The federal government will reform a direction given to an independent tribunal that oversees visa cancellation appeals after it was used to keep a convicted rapist in Australia.

Ministerial direction 99 was an edict to the Administrative Appeals Tribunal, telling it to consider a foreign national's ties to Australia before upholding visa cancellations.

A New Zealand man, known as CHCY, was allowed to keep his visa by the tribunal despite being found guilty of raping his stepdaughter.

The tribunal's recent decisions "have not shown common sense", Immigration Minister Andrew Giles told parliament on Wednesday, after Home Affairs Minister Clare O'Neil said it wasn't meeting community expectations about public safety.

"The new direction will ensure that all members of the (tribunal) will adopt a commonsense approach to visa decisions, consistent with the intent of ministerial direction 99," Mr Giles said.

Prime Minister Anthony Albanese
Prime Minister Anthony Albanese defended Mr Giles who's been facing calls for his resignation. (Mick Tsikas/AAP PHOTOS)

A revised direction was "the only effective way of ensuring the tribunal members are making better decisions", Prime Minister Anthony Albanese said.

Mr Albanese defended his minister, saying the government had deported 4200 from immigration detention since taking power.

The government was advised the direction was unlikely to result in "people committing serious offences being able to have their visa cancellation overturned" but that hadn't been the case, Labor frontbencher Murray Watt said.

"I don't think these decisions by the AAT were in line with the government's intention," he said.

Mr Giles has been under fire over the government's handling of the fallout from a High Court case that released 153 immigration detainees, after ruling that keeping them locked up indefinitely was illegal.

The number of former detainees who have allegedly reoffended has jumped to 29, with criminal charges including thefts, assaults, drug possession and breaching domestic violence orders.

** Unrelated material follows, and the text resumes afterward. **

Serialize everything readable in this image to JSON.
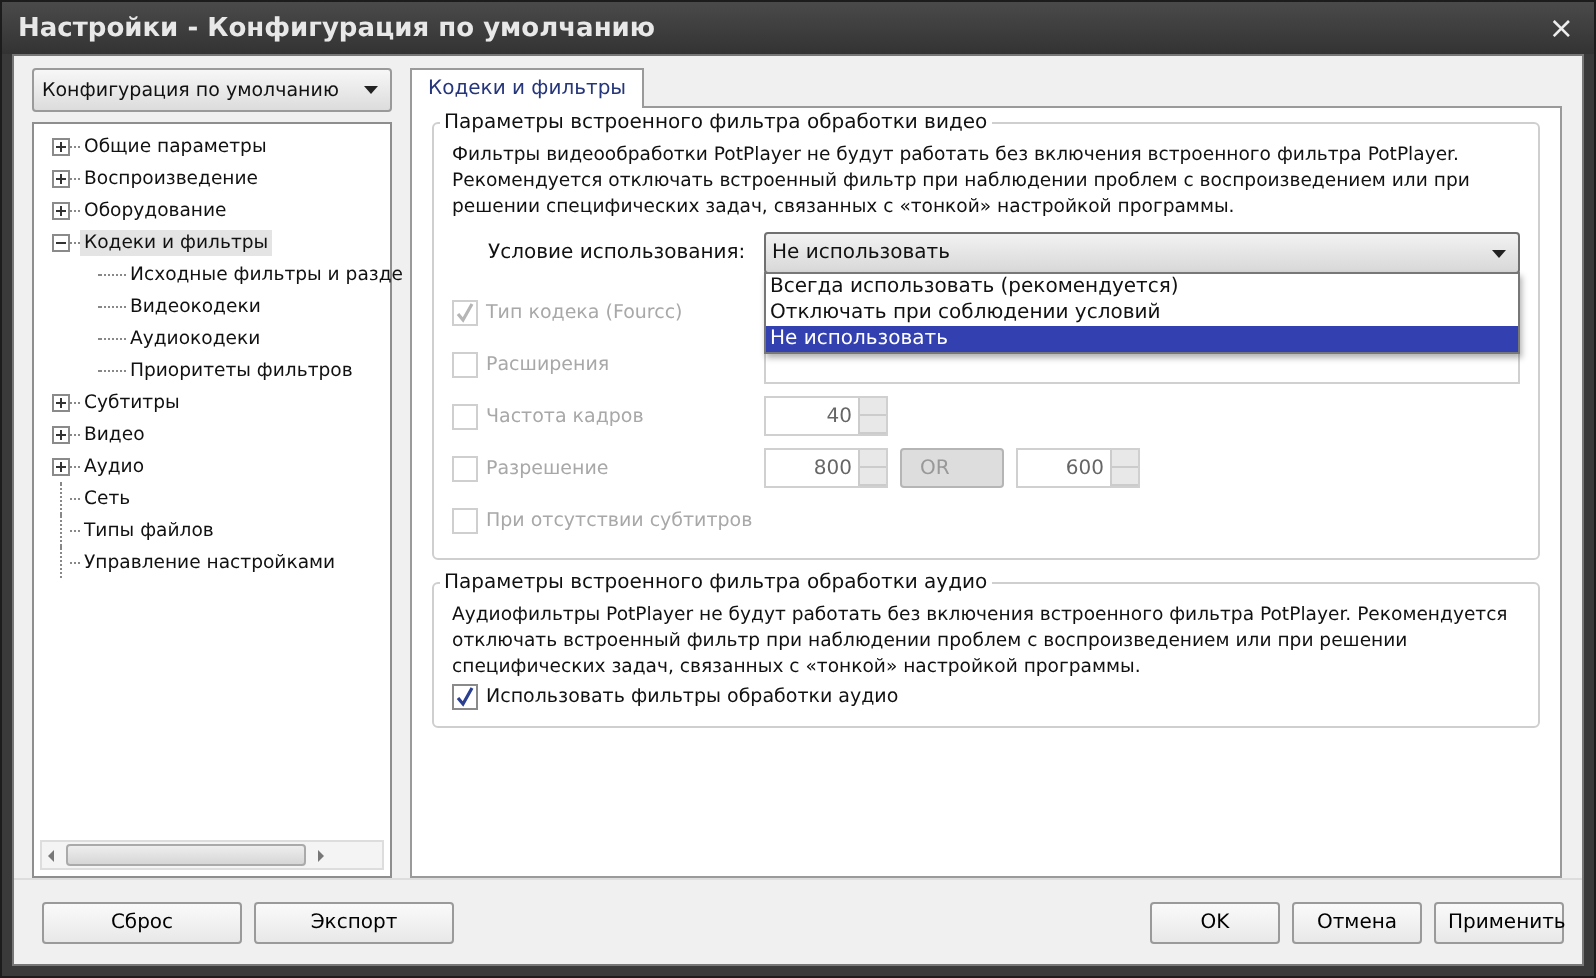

Of the 29 charged with further offending, 25 were subject to curfews at the time and 26 had ankle bracelets, Home Affairs officials told a parliamentary hearing.

Alleged offences included 19 thefts, 11 assaults, nine drug possessions, seven breaches of bail and five breaches of child protection orders.

Offences that had fewer than five alleged offenders included contravening domestic violence orders, acts of indecency, blackmail, breach of state monitoring orders, impersonating a police officer, robbery, resisting arrest, kidnapping, threat to kill, weapon possession and drug driving.

Australian Border Force (ABF) Commissioner Michael Outram
ABF Michael Outram said people subjected to ankle bracelets or curfews could still offend. (Mick Tsikas/AAP PHOTOS)

Of the 153 former detainees, 76 are subject to electronic monitoring and 68 to a curfew.

Of 39 convicted sex offenders, 26 aren't being electronically monitored and 27 aren't subject to curfews.

Opposition home affairs spokesman James Paterson berated officials for the number of convicted rapists and at least two murderers who weren't subject to monitoring conditions.

"That's extraordinary, how on earth can we have former murderers not being electronically monitored in the community?" he questioned.

But officials defended the figures, saying restrictions needed to withstand court challenges and weren't applied in a blanket manner under the law.

"It's a legal test, this has to be legally robust," Australian Border Force Commissioner Michael Outram said.

"The law doesn't give us a list of offences or convictions by which we have to apply conditions."

Ankle bracelets and curfews weren't a panacea and people subject to such measures could still reoffend, he added.

Mr Giles and his department also defended not applying for a preventative detention order under powers rammed through parliament in December, saying they had to be legally robust before being put through court.

Such an order would allow the government to re-detain a person if they're posed an unacceptable risk to the community.

But a failed court bid risked resulting in fewer restrictions being put in place, Home Affairs department general counsel Clare Sharpe said.